Phase-field modelling and simulations of phase separation in the two-phase nuclear glass Na2O-SiO2-MoO3

Werner Verdier (CEA Saclay)

During the vitrification of nuclear waste enriched in molybdenum, phase separation may occur following the nucleation and growth regime, with the molybdenum segregating to the daughter phase. The present work, as part of the CEA project SIVIT, aims to model and simulate this phase separation at the scale of the interface separating the two liquid phases of the melted glass. To this end, the modelling must satisfy a number of constraints: tracking a fully-resolved interface; accounting for the chemical diffusion (which drives the growth dynamics) and the flow dynamics and the effects of each on the motion of the interfaces; and the respect of the equation of state of the glass (here, the model ternary glass Na2O-SiO2-MoO3). Simulations of the model must also have a high numerical efficiency to allow for comparisons in three dimensions and at a satisfying scale with experimental observations. To fulfil these requirements, we formulate a model based on the phase-field theory with a grand potential formulation coupled to the diffusion of the chemical components and to the incompressible Navier-Stokes equations. We discretize this model with the lattice Boltzmann method and implement it in a new high-performance simulation code, LBM_saclay, able to exploit the multi-GPU architectures of modern supercomputers.
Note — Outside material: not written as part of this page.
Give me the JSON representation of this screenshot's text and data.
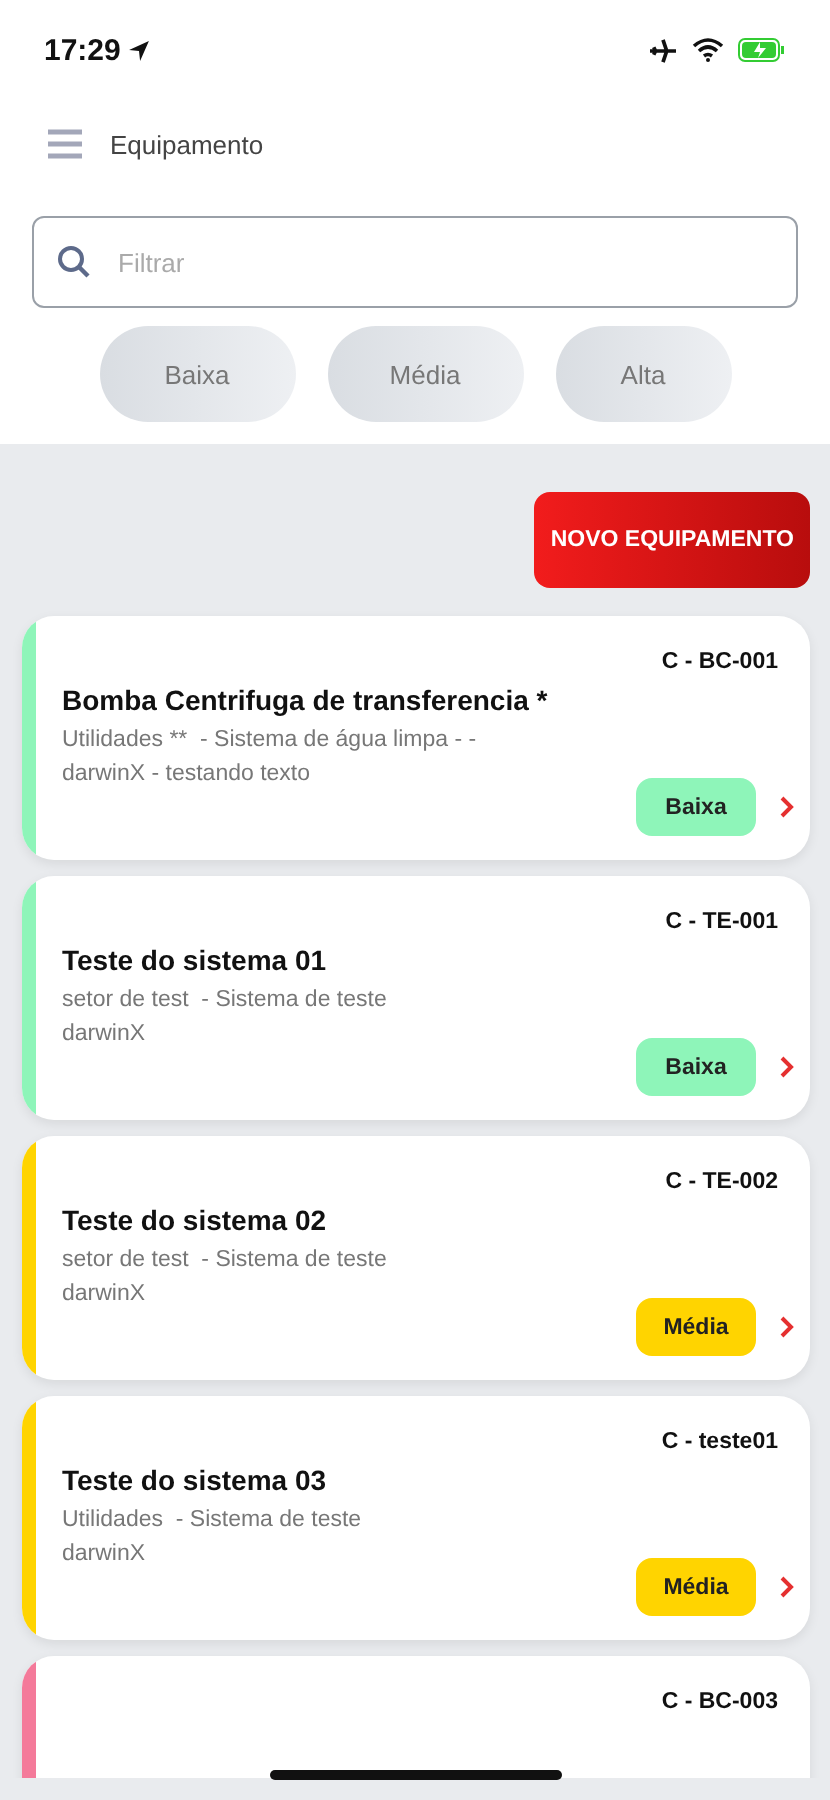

We then demonstrate the capability of the model to quantitatively reproduce the growth dynamics after nucleation and the influence of flow and sedimentation on these dynamics.